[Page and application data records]
__________________________________________________
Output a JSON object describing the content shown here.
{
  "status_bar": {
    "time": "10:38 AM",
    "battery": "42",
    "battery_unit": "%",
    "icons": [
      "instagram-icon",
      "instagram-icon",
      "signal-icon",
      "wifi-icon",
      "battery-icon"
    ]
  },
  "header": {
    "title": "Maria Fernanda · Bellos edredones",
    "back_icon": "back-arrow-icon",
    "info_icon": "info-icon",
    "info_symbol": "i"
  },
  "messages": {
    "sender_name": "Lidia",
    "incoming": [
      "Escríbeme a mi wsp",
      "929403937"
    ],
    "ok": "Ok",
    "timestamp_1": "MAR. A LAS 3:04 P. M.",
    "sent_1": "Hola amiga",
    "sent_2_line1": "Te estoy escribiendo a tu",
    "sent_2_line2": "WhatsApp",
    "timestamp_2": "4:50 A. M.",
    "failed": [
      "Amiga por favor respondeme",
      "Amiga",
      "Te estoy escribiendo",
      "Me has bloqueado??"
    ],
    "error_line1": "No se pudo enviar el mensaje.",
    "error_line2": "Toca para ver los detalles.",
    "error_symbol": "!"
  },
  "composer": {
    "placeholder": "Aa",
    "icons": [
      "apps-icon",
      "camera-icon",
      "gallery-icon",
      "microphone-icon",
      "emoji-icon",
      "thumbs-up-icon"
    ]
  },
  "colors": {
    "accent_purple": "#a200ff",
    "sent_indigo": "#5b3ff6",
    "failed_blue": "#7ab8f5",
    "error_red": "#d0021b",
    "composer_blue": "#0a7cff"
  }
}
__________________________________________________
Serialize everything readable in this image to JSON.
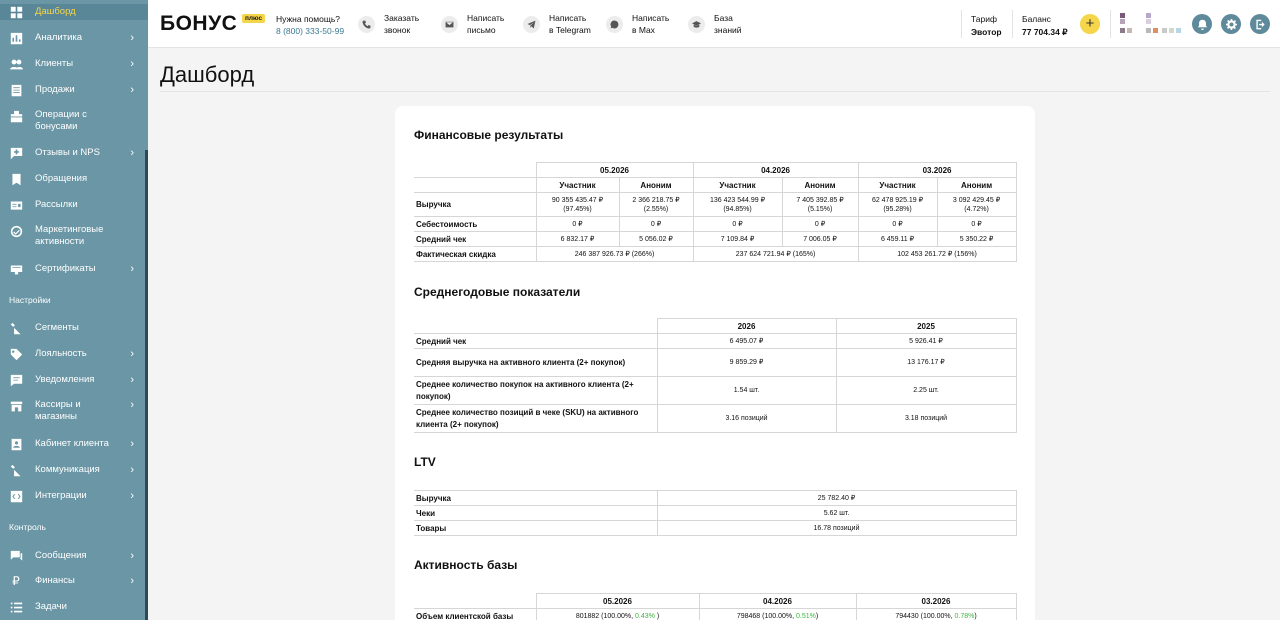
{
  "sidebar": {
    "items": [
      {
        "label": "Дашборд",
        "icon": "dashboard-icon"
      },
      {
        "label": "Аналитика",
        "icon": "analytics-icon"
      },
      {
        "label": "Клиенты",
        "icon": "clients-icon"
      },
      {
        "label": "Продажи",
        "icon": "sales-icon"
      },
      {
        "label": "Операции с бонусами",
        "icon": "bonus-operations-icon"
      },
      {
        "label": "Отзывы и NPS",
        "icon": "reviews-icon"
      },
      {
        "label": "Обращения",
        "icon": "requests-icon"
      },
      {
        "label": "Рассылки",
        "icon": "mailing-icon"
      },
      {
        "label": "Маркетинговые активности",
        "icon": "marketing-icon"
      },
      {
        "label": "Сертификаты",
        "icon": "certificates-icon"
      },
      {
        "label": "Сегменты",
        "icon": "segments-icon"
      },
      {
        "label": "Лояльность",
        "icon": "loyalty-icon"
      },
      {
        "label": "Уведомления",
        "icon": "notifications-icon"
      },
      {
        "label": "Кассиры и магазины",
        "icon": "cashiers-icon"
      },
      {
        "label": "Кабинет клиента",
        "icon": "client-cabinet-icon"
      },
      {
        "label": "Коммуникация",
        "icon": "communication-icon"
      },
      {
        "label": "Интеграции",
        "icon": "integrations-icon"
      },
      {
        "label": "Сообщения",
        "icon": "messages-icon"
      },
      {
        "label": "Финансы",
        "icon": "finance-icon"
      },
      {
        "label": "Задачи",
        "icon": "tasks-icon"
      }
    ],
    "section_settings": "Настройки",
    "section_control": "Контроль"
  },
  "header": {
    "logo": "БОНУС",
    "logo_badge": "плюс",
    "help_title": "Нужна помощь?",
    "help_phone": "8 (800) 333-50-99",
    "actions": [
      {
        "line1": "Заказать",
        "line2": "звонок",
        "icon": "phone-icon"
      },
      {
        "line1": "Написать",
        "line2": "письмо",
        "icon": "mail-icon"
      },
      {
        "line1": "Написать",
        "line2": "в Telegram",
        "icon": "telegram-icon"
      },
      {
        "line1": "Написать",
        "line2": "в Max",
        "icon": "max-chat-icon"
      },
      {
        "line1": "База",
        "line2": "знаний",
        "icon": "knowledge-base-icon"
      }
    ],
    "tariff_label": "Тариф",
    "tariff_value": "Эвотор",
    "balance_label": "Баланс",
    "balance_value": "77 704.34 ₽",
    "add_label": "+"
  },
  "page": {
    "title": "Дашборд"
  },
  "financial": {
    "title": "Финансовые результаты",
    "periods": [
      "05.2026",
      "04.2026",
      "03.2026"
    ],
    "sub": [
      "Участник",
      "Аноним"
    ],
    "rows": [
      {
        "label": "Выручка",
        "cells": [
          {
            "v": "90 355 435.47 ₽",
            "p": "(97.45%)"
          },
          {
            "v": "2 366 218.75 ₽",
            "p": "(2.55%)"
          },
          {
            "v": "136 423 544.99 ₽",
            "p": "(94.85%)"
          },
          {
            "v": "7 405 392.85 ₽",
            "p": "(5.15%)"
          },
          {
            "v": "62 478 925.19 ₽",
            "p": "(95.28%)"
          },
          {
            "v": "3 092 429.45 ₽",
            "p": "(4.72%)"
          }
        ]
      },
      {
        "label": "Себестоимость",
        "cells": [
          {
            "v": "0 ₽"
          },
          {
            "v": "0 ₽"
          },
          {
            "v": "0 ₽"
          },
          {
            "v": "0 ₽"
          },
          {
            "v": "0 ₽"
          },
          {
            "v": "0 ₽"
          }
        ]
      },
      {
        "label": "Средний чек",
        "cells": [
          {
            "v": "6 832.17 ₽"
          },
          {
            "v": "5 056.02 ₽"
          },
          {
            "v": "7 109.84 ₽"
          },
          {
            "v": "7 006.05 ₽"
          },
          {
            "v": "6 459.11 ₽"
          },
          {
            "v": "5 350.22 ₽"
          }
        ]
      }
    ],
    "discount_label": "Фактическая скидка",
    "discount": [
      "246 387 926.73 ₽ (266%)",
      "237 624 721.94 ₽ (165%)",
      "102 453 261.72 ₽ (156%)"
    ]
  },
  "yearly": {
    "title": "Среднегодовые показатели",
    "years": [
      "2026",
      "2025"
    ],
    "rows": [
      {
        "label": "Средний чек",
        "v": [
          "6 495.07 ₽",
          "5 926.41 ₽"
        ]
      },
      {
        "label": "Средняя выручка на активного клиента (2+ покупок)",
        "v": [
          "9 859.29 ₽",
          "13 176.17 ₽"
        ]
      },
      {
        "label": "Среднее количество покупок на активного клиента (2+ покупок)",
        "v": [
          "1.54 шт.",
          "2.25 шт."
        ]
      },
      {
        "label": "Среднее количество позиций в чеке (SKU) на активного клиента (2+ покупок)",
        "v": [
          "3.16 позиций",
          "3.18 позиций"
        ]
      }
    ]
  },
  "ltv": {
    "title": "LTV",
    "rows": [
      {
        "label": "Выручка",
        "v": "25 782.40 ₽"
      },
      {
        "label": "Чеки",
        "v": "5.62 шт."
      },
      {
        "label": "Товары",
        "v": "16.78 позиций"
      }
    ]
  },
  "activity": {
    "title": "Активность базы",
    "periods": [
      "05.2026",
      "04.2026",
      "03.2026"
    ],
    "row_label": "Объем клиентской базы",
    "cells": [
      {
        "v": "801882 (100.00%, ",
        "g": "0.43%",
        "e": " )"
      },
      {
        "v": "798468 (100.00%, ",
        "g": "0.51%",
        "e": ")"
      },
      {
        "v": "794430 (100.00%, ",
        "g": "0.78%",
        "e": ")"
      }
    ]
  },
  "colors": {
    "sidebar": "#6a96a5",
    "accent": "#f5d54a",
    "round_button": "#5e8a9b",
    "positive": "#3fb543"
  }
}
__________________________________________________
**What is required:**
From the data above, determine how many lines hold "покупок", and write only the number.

**Finished exercise:**
3